Intercession is one of those mysterious “church words” that the Church should reclaim. One of those terms that kids raised in Christian homes grow up to laugh about. It’s funny because we usually have stories of a friend turning to us after leaving our moms withdads and saying, “She’ll be doing what for us?”
But isn’t it actually a critical part of the Gospel and if so, shouldn’t we muster the tact to also speak seriously about it? I do believe we’ve lost the importance of intercession, or at the very least, distorted it by cutting it so short of its rich and full Biblical portrayal. These strange things need some unpacking. So what do we do with such words?
So many times now, the suggested evangelistically appropriate thing to do is replace these words with other words and phrases more approachable for an “outsider“. While I agree that the clutter needs to be cleared and that some religious lingo is worthless; I also strongly agree that a radically different people won’t mind having a radically different language, one of love. It’s obvious newcomers don’t know these terms, we have to teach them; that’s one of our major purposes.
We don’t just gather men; we gather men-gatherers.
If we lovingly teach our friends and family how the Bible explains and defines salvation, sanctification, justification, stronghold, spiritual warfare, intercession, and so on, we won’t have to embarrassingly laugh them off as passe nor block out any “not yet believers”.
We must hold conversations which usually means we also must hold relationships. We have to be a long haul people.
Therefore in my attempt to help reclaim intercession. I must first be transformed by God and His Word. It must be reclaimed in me. And I must be reformed around it.
My views on intercession have been shaped and reshaped by scripture, as all of our thinking should be. However, we cannot ignore the great significance that experience plays into our ways of thinking. We have to hold all of our conceptions alongside the Bible and throw them up to the Father in prayer so that all the worthless chaff blows away.
I’m increasingly realizing that my upbringing in the home was far greater discipleship and spiritual formation for me than any of my church experiences and relationships. My parents stuck so closely to prayer and the Bible that we siblings all know now where to hang our hats. This is not just a testimony to my parents’ faithfulness, but a bleak accusation of the church. I’d like to do my part to help mend that gap in the church.
Many times our selfish drive to be so unique and individualistic has caused us to think that personal stories and experiences are not universal. While specifics vary, we can find so many people out there who have shared these same journeys.
Strange Sounds (refers to Romans 8:23, our key passage), though new extensions, will lead back to Family Worship. God has been calling me to repentance for my lack of intercession and especially its absence in our home.
In Romans 8, Paul lays out progressive salvation; that God’s salvation is for our past, present, and future. This will be the pattern underlying this series, how Romans 8 has been reshaping my understanding of intercession.
The three categories I’ll be covering in the next few blog posts are titled:
What are YOUR thoughts though?

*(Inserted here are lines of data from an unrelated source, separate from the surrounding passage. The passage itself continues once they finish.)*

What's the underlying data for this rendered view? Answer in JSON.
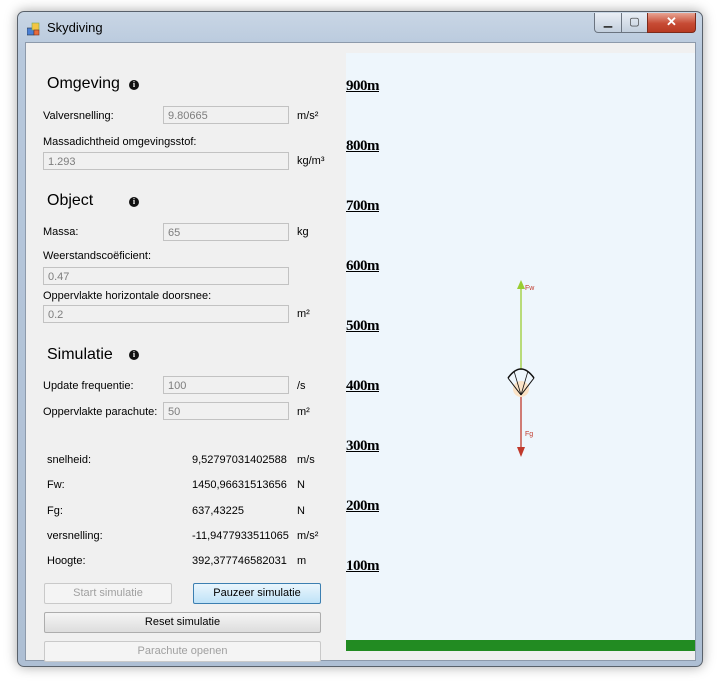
{
  "window": {
    "title": "Skydiving",
    "close_glyph": "✕",
    "minimize_glyph": "▁",
    "maximize_glyph": "▢"
  },
  "omgeving": {
    "title": "Omgeving",
    "valversnelling": {
      "label": "Valversnelling:",
      "value": "9.80665",
      "unit": "m/s²"
    },
    "massadichtheid": {
      "label": "Massadichtheid omgevingsstof:",
      "value": "1.293",
      "unit": "kg/m³"
    }
  },
  "object": {
    "title": "Object",
    "massa": {
      "label": "Massa:",
      "value": "65",
      "unit": "kg"
    },
    "weerstand": {
      "label": "Weerstandscoëficient:",
      "value": "0.47"
    },
    "oppervlakte": {
      "label": "Oppervlakte horizontale doorsnee:",
      "value": "0.2",
      "unit": "m²"
    }
  },
  "simulatie": {
    "title": "Simulatie",
    "update": {
      "label": "Update frequentie:",
      "value": "100",
      "unit": "/s"
    },
    "parachute": {
      "label": "Oppervlakte parachute:",
      "value": "50",
      "unit": "m²"
    }
  },
  "stats": [
    {
      "label": "snelheid:",
      "value": "9,52797031402588",
      "unit": "m/s"
    },
    {
      "label": "Fw:",
      "value": "1450,96631513656",
      "unit": "N"
    },
    {
      "label": "Fg:",
      "value": "637,43225",
      "unit": "N"
    },
    {
      "label": "versnelling:",
      "value": "-11,9477933511065",
      "unit": "m/s²"
    },
    {
      "label": "Hoogte:",
      "value": "392,377746582031",
      "unit": "m"
    }
  ],
  "buttons": {
    "start": "Start simulatie",
    "pause": "Pauzeer simulatie",
    "reset": "Reset simulatie",
    "parachute": "Parachute openen"
  },
  "altitude_marks": [
    "900m",
    "800m",
    "700m",
    "600m",
    "500m",
    "400m",
    "300m",
    "200m",
    "100m"
  ],
  "vectors": {
    "up_label": "Fw",
    "down_label": "Fg",
    "up_color": "#9acd32",
    "down_color": "#c0392b"
  },
  "colors": {
    "sky": "#eef6fc",
    "ground": "#228b22"
  }
}
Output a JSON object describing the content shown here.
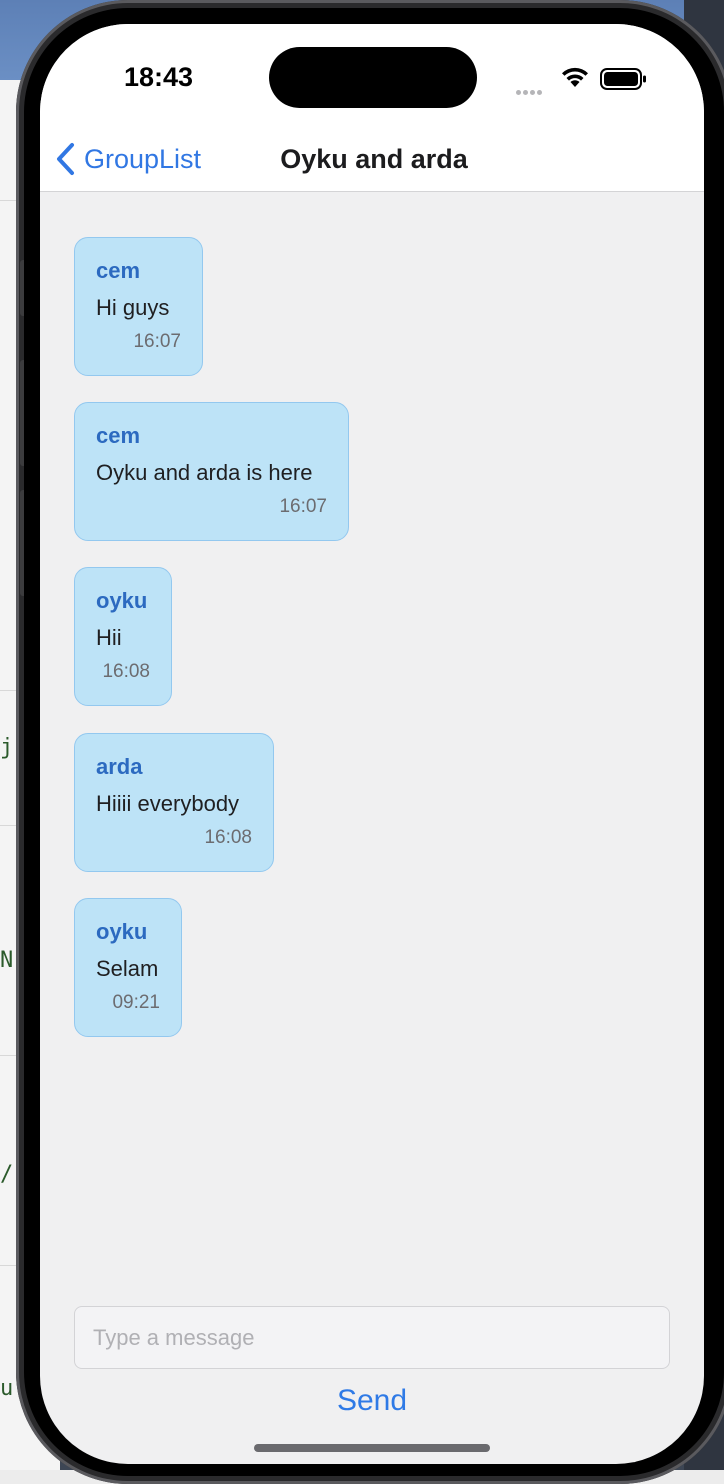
{
  "status_bar": {
    "time": "18:43",
    "icons": [
      "signal-dots-icon",
      "wifi-icon",
      "battery-icon"
    ]
  },
  "nav": {
    "back_label": "GroupList",
    "title": "Oyku and arda"
  },
  "messages": [
    {
      "sender": "cem",
      "text": "Hi guys",
      "time": "16:07"
    },
    {
      "sender": "cem",
      "text": "Oyku and arda is here",
      "time": "16:07"
    },
    {
      "sender": "oyku",
      "text": "Hii",
      "time": "16:08"
    },
    {
      "sender": "arda",
      "text": "Hiiii everybody",
      "time": "16:08"
    },
    {
      "sender": "oyku",
      "text": "Selam",
      "time": "09:21"
    }
  ],
  "composer": {
    "placeholder": "Type a message",
    "value": "",
    "send_label": "Send"
  },
  "colors": {
    "accent": "#2f7ae6",
    "bubble": "#bde3f7",
    "sender": "#2c6ac0"
  }
}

The goal for me isn’t just to perform a public, autobiographical, therapeutic exercise. My aim is to get you thinking about intercession in new ways seriously, soberly. We need to engage with each other and really wrestle with this dialogue with all of ourselves, not just our minds. Most importantly, my deepest desire is to encourage you to begin or continue digging ferociously through the scriptures to discover this blessed gift we have flowing from our communion with God.
Is this all new to you? Has the word lost its flavor with you? Are you a committed intercessor? Please, let me hear from you.